* How to complete this task:
Go through the material below and copy all lines with "character".

* Excerpted data:
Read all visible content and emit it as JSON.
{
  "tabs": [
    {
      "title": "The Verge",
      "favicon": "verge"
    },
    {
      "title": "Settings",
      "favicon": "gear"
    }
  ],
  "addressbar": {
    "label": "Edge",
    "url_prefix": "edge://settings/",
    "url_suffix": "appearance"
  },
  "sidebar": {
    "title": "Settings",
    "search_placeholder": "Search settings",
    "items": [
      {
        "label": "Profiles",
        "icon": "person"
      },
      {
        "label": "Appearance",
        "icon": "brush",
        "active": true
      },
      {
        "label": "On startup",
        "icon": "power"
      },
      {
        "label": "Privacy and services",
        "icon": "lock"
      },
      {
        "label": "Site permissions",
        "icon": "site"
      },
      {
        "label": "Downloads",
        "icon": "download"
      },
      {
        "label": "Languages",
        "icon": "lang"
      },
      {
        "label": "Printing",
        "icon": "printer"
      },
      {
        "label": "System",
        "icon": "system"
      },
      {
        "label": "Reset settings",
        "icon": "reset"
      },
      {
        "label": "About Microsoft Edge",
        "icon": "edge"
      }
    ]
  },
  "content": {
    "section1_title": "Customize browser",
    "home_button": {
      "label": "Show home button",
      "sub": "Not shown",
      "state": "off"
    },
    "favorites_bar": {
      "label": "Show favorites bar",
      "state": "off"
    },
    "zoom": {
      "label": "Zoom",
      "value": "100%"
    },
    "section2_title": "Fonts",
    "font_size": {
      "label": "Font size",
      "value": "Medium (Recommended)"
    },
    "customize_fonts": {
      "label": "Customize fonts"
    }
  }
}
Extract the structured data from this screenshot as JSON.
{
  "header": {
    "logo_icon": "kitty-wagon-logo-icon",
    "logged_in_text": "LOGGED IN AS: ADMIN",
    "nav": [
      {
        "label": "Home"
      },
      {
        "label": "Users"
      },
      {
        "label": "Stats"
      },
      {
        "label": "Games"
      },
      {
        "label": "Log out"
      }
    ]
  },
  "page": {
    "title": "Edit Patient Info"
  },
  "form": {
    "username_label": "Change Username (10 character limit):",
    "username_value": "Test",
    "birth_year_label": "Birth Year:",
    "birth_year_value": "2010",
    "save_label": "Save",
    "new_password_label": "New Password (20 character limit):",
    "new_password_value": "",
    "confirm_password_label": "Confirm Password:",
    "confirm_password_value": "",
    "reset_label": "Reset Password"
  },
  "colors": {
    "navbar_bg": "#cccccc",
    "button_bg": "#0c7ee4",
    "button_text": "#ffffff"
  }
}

* Exercise result:
    "username_label": "Change Username (10 character limit):",
    "new_password_label": "New Password (20 character limit):",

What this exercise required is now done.